Exercise directions — Return the data below exactly, minus the pictures.

Items from a data source:
------------
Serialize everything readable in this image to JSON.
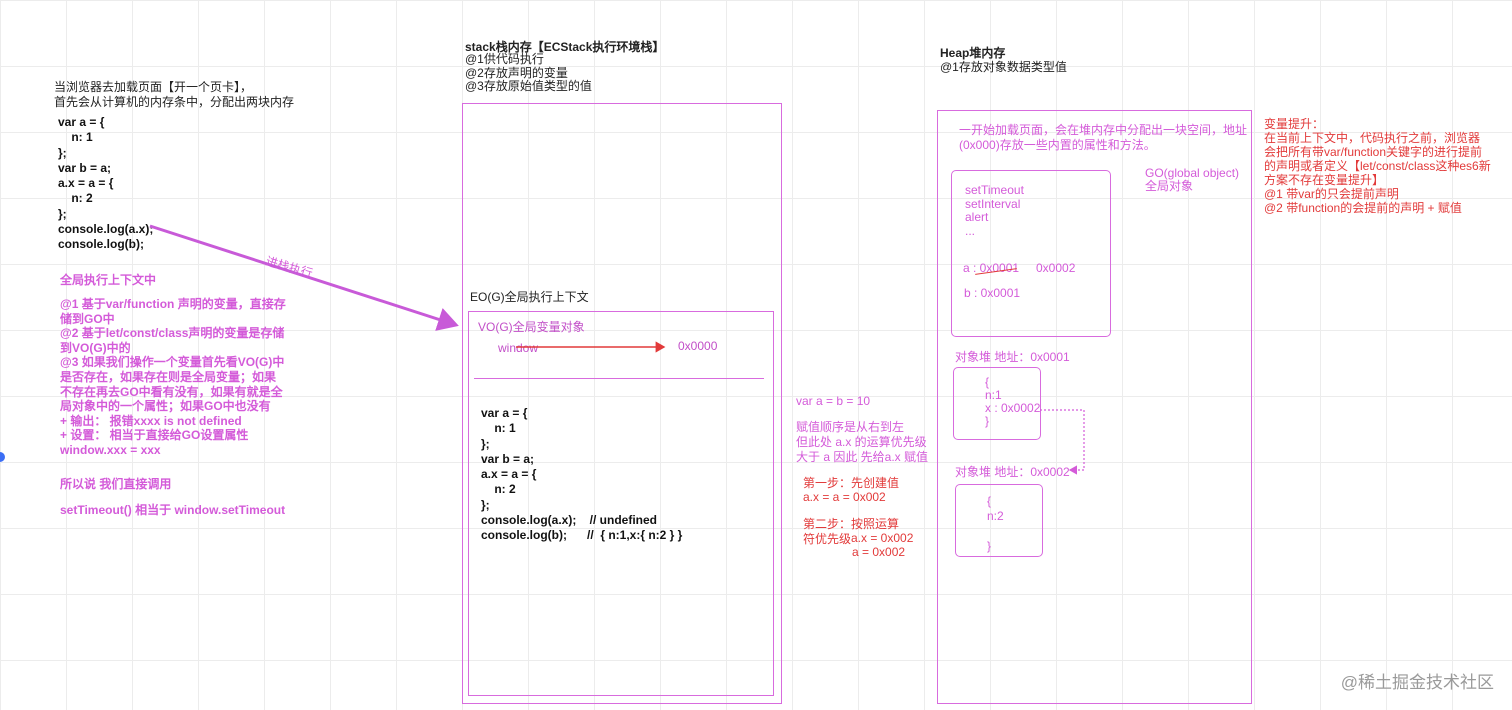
{
  "left": {
    "intro": "当浏览器去加载页面【开一个页卡】，\n首先会从计算机的内存条中，分配出两块内存",
    "code": "var a = {\n    n: 1\n};\nvar b = a;\na.x = a = {\n    n: 2\n};\nconsole.log(a.x);\nconsole.log(b);",
    "arrow_label": "进栈执行",
    "gec_title": "全局执行上下文中",
    "gec_notes": "@1 基于var/function 声明的变量，直接存\n储到GO中\n@2 基于let/const/class声明的变量是存储\n到VO(G)中的\n@3 如果我们操作一个变量首先看VO(G)中\n是否存在，如果存在则是全局变量；如果\n不存在再去GO中看有没有，如果有就是全\n局对象中的一个属性；如果GO中也没有\n + 输出：  报错xxxx is not defined\n + 设置：  相当于直接给GO设置属性\n              window.xxx = xxx",
    "summary": "所以说 我们直接调用",
    "timeout_note": "setTimeout()  相当于 window.setTimeout"
  },
  "stack": {
    "title": "stack栈内存【ECStack执行环境栈】",
    "desc": "@1供代码执行\n@2存放声明的变量\n@3存放原始值类型的值",
    "ec_label": "EO(G)全局执行上下文",
    "vo_label": "VO(G)全局变量对象",
    "window_label": "window",
    "window_addr": "0x0000",
    "code": "var a = {\n    n: 1\n};\nvar b = a;\na.x = a = {\n    n: 2\n};\nconsole.log(a.x);    // undefined\nconsole.log(b);      //  { n:1,x:{ n:2 } }"
  },
  "middle": {
    "expr": "var a = b = 10",
    "order_note": "赋值顺序是从右到左\n但此处 a.x 的运算优先级\n大于 a 因此 先给a.x 赋值",
    "step1_title": "第一步：先创建值",
    "step1_code": "a.x = a = 0x002",
    "step2_title": "第二步：按照运算\n符优先级",
    "step2_code1": "a.x = 0x002",
    "step2_code2": "a = 0x002"
  },
  "heap": {
    "title": "Heap堆内存",
    "desc": "@1存放对象数据类型值",
    "intro": "一开始加载页面，会在堆内存中分配出一块空间，地址\n(0x000)存放一些内置的属性和方法。",
    "go_label": "GO(global object)\n全局对象",
    "go_props": "setTimeout\nsetInterval\nalert\n...",
    "go_a": "a : 0x0001",
    "go_a_new": "0x0002",
    "go_b": "b : 0x0001",
    "obj1_title": "对象堆 地址：0x0001",
    "obj1_body": "{\n n:1\nx : 0x0002\n}",
    "obj2_title": "对象堆 地址：0x0002",
    "obj2_body": "{\nn:2\n\n}"
  },
  "hoisting": {
    "title": "变量提升：",
    "body": "在当前上下文中，代码执行之前，浏览器\n会把所有带var/function关键字的进行提前\n的声明或者定义【let/const/class这种es6新\n方案不存在变量提升】\n@1 带var的只会提前声明\n@2 带function的会提前的声明 + 赋值"
  },
  "watermark": "@稀土掘金技术社区",
  "colors": {
    "magenta": "#d45bd9",
    "red": "#e23a3a",
    "grid": "#ececec"
  }
}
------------
Written solution —
Serialize everything readable in this image to JSON.
{
  "left": {
    "intro": "当浏览器去加载页面【开一个页卡】，\n首先会从计算机的内存条中，分配出两块内存",
    "code": "var a = {\n    n: 1\n};\nvar b = a;\na.x = a = {\n    n: 2\n};\nconsole.log(a.x);\nconsole.log(b);",
    "arrow_label": "进栈执行",
    "gec_title": "全局执行上下文中",
    "gec_notes": "@1 基于var/function 声明的变量，直接存\n储到GO中\n@2 基于let/const/class声明的变量是存储\n到VO(G)中的\n@3 如果我们操作一个变量首先看VO(G)中\n是否存在，如果存在则是全局变量；如果\n不存在再去GO中看有没有，如果有就是全\n局对象中的一个属性；如果GO中也没有\n + 输出：  报错xxxx is not defined\n + 设置：  相当于直接给GO设置属性\n              window.xxx = xxx",
    "summary": "所以说 我们直接调用",
    "timeout_note": "setTimeout()  相当于 window.setTimeout"
  },
  "stack": {
    "title": "stack栈内存【ECStack执行环境栈】",
    "desc": "@1供代码执行\n@2存放声明的变量\n@3存放原始值类型的值",
    "ec_label": "EO(G)全局执行上下文",
    "vo_label": "VO(G)全局变量对象",
    "window_label": "window",
    "window_addr": "0x0000",
    "code": "var a = {\n    n: 1\n};\nvar b = a;\na.x = a = {\n    n: 2\n};\nconsole.log(a.x);    // undefined\nconsole.log(b);      //  { n:1,x:{ n:2 } }"
  },
  "middle": {
    "expr": "var a = b = 10",
    "order_note": "赋值顺序是从右到左\n但此处 a.x 的运算优先级\n大于 a 因此 先给a.x 赋值",
    "step1_title": "第一步：先创建值",
    "step1_code": "a.x = a = 0x002",
    "step2_title": "第二步：按照运算\n符优先级",
    "step2_code1": "a.x = 0x002",
    "step2_code2": "a = 0x002"
  },
  "heap": {
    "title": "Heap堆内存",
    "desc": "@1存放对象数据类型值",
    "intro": "一开始加载页面，会在堆内存中分配出一块空间，地址\n(0x000)存放一些内置的属性和方法。",
    "go_label": "GO(global object)\n全局对象",
    "go_props": "setTimeout\nsetInterval\nalert\n...",
    "go_a": "a : 0x0001",
    "go_a_new": "0x0002",
    "go_b": "b : 0x0001",
    "obj1_title": "对象堆 地址：0x0001",
    "obj1_body": "{\n n:1\nx : 0x0002\n}",
    "obj2_title": "对象堆 地址：0x0002",
    "obj2_body": "{\nn:2\n\n}"
  },
  "hoisting": {
    "title": "变量提升：",
    "body": "在当前上下文中，代码执行之前，浏览器\n会把所有带var/function关键字的进行提前\n的声明或者定义【let/const/class这种es6新\n方案不存在变量提升】\n@1 带var的只会提前声明\n@2 带function的会提前的声明 + 赋值"
  },
  "watermark": "@稀土掘金技术社区",
  "colors": {
    "magenta": "#d45bd9",
    "red": "#e23a3a",
    "grid": "#ececec"
  }
}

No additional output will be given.